Wireless Transmitter Options
As they relate to window and door sensors, homeowners have two types of wireless transmitters to choose from-- surface mounted or recessed. Recessed transmitters are sometimes preferred since they are more easily hidden from casual view. Both types operate in the exact same way, however. For example, both types consist of two parts with one containing a reed switch and the other a magnet. After mounting the part housing the reed switch to the stationary part of a door or window and affixing the part housing the magnet to the movable part of the same structure, whenever the two are separated (such as by the opening of a door or window after a system has been armed) the result is the sounding of a loud alarm.
Wireless transmitters are not merely confined to contacts, however. For example, households with pets will definitely need to install another type known as a Passive Infrared Sensor (PIR) detector. Often referred to as pet sensors, PIR detectors use infrared technology to sense an interruption in the areas motion detectors are monitoring, but will not emit false alarms triggered by pets or even insects. Wireless transmitters such as the Dakota Alert Wireless PIR Sensor for 300 Series, which can be swivel mounted and covers a 600 foot range, are even recommended to those with hardwired systems.
Using Wireless Transmitters With a Hardwired System

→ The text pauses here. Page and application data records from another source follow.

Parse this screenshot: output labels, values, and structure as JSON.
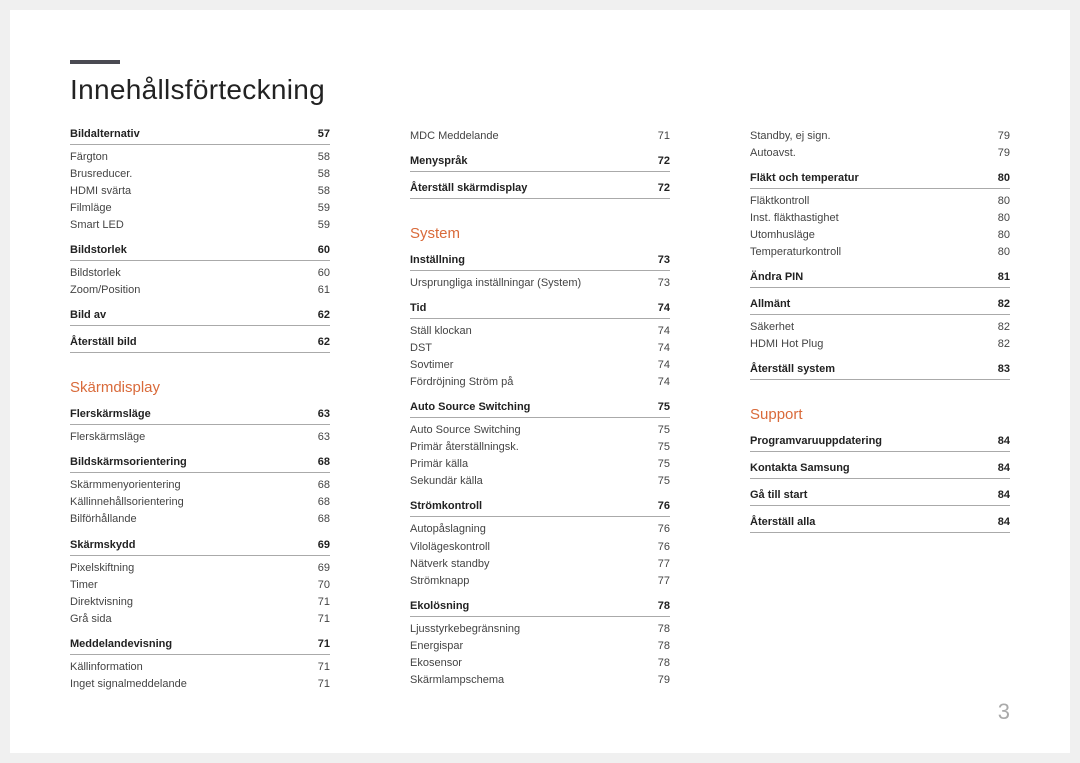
{
  "title": "Innehållsförteckning",
  "page_number": "3",
  "columns": [
    {
      "sections": [
        {
          "title": null,
          "groups": [
            {
              "head": {
                "label": "Bildalternativ",
                "page": "57"
              },
              "entries": [
                {
                  "label": "Färgton",
                  "page": "58"
                },
                {
                  "label": "Brusreducer.",
                  "page": "58"
                },
                {
                  "label": "HDMI svärta",
                  "page": "58"
                },
                {
                  "label": "Filmläge",
                  "page": "59"
                },
                {
                  "label": "Smart LED",
                  "page": "59"
                }
              ]
            },
            {
              "head": {
                "label": "Bildstorlek",
                "page": "60"
              },
              "entries": [
                {
                  "label": "Bildstorlek",
                  "page": "60"
                },
                {
                  "label": "Zoom/Position",
                  "page": "61"
                }
              ]
            },
            {
              "head": {
                "label": "Bild av",
                "page": "62"
              },
              "entries": []
            },
            {
              "head": {
                "label": "Återställ bild",
                "page": "62"
              },
              "entries": []
            }
          ]
        },
        {
          "title": "Skärmdisplay",
          "groups": [
            {
              "head": {
                "label": "Flerskärmsläge",
                "page": "63"
              },
              "entries": [
                {
                  "label": "Flerskärmsläge",
                  "page": "63"
                }
              ]
            },
            {
              "head": {
                "label": "Bildskärmsorientering",
                "page": "68"
              },
              "entries": [
                {
                  "label": "Skärmmenyorientering",
                  "page": "68"
                },
                {
                  "label": "Källinnehållsorientering",
                  "page": "68"
                },
                {
                  "label": "Bilförhållande",
                  "page": "68"
                }
              ]
            },
            {
              "head": {
                "label": "Skärmskydd",
                "page": "69"
              },
              "entries": [
                {
                  "label": "Pixelskiftning",
                  "page": "69"
                },
                {
                  "label": "Timer",
                  "page": "70"
                },
                {
                  "label": "Direktvisning",
                  "page": "71"
                },
                {
                  "label": "Grå sida",
                  "page": "71"
                }
              ]
            },
            {
              "head": {
                "label": "Meddelandevisning",
                "page": "71"
              },
              "entries": [
                {
                  "label": "Källinformation",
                  "page": "71"
                },
                {
                  "label": "Inget signalmeddelande",
                  "page": "71"
                }
              ]
            }
          ]
        }
      ]
    },
    {
      "sections": [
        {
          "title": null,
          "groups": [
            {
              "head": null,
              "entries": [
                {
                  "label": "MDC Meddelande",
                  "page": "71"
                }
              ]
            },
            {
              "head": {
                "label": "Menyspråk",
                "page": "72"
              },
              "entries": []
            },
            {
              "head": {
                "label": "Återställ skärmdisplay",
                "page": "72"
              },
              "entries": []
            }
          ]
        },
        {
          "title": "System",
          "groups": [
            {
              "head": {
                "label": "Inställning",
                "page": "73"
              },
              "entries": [
                {
                  "label": "Ursprungliga inställningar (System)",
                  "page": "73"
                }
              ]
            },
            {
              "head": {
                "label": "Tid",
                "page": "74"
              },
              "entries": [
                {
                  "label": "Ställ klockan",
                  "page": "74"
                },
                {
                  "label": "DST",
                  "page": "74"
                },
                {
                  "label": "Sovtimer",
                  "page": "74"
                },
                {
                  "label": "Fördröjning Ström på",
                  "page": "74"
                }
              ]
            },
            {
              "head": {
                "label": "Auto Source Switching",
                "page": "75"
              },
              "entries": [
                {
                  "label": "Auto Source Switching",
                  "page": "75"
                },
                {
                  "label": "Primär återställningsk.",
                  "page": "75"
                },
                {
                  "label": "Primär källa",
                  "page": "75"
                },
                {
                  "label": "Sekundär källa",
                  "page": "75"
                }
              ]
            },
            {
              "head": {
                "label": "Strömkontroll",
                "page": "76"
              },
              "entries": [
                {
                  "label": "Autopåslagning",
                  "page": "76"
                },
                {
                  "label": "Vilolägeskontroll",
                  "page": "76"
                },
                {
                  "label": "Nätverk standby",
                  "page": "77"
                },
                {
                  "label": "Strömknapp",
                  "page": "77"
                }
              ]
            },
            {
              "head": {
                "label": "Ekolösning",
                "page": "78"
              },
              "entries": [
                {
                  "label": "Ljusstyrkebegränsning",
                  "page": "78"
                },
                {
                  "label": "Energispar",
                  "page": "78"
                },
                {
                  "label": "Ekosensor",
                  "page": "78"
                },
                {
                  "label": "Skärmlampschema",
                  "page": "79"
                }
              ]
            }
          ]
        }
      ]
    },
    {
      "sections": [
        {
          "title": null,
          "groups": [
            {
              "head": null,
              "entries": [
                {
                  "label": "Standby, ej sign.",
                  "page": "79"
                },
                {
                  "label": "Autoavst.",
                  "page": "79"
                }
              ]
            },
            {
              "head": {
                "label": "Fläkt och temperatur",
                "page": "80"
              },
              "entries": [
                {
                  "label": "Fläktkontroll",
                  "page": "80"
                },
                {
                  "label": "Inst. fläkthastighet",
                  "page": "80"
                },
                {
                  "label": "Utomhusläge",
                  "page": "80"
                },
                {
                  "label": "Temperaturkontroll",
                  "page": "80"
                }
              ]
            },
            {
              "head": {
                "label": "Ändra PIN",
                "page": "81"
              },
              "entries": []
            },
            {
              "head": {
                "label": "Allmänt",
                "page": "82"
              },
              "entries": [
                {
                  "label": "Säkerhet",
                  "page": "82"
                },
                {
                  "label": "HDMI Hot Plug",
                  "page": "82"
                }
              ]
            },
            {
              "head": {
                "label": "Återställ system",
                "page": "83"
              },
              "entries": []
            }
          ]
        },
        {
          "title": "Support",
          "groups": [
            {
              "head": {
                "label": "Programvaruuppdatering",
                "page": "84"
              },
              "entries": []
            },
            {
              "head": {
                "label": "Kontakta Samsung",
                "page": "84"
              },
              "entries": []
            },
            {
              "head": {
                "label": "Gå till start",
                "page": "84"
              },
              "entries": []
            },
            {
              "head": {
                "label": "Återställ alla",
                "page": "84"
              },
              "entries": []
            }
          ]
        }
      ]
    }
  ]
}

Homeowners can enjoy the best of both worlds by creating hardwired zones and wireless ones. Why would anyone want to do such a thing? Well the answer is simple. See, occasionally, homeowners with a hardwired system may discover a need for additional contacts, such as when adding or redecorating a room, or simply when an existing contact has been damaged and is no longer working properly. Many are relieved to learn that wireless transmitters can be introduced to a hardwired system thus creating what is known as a hybrid system.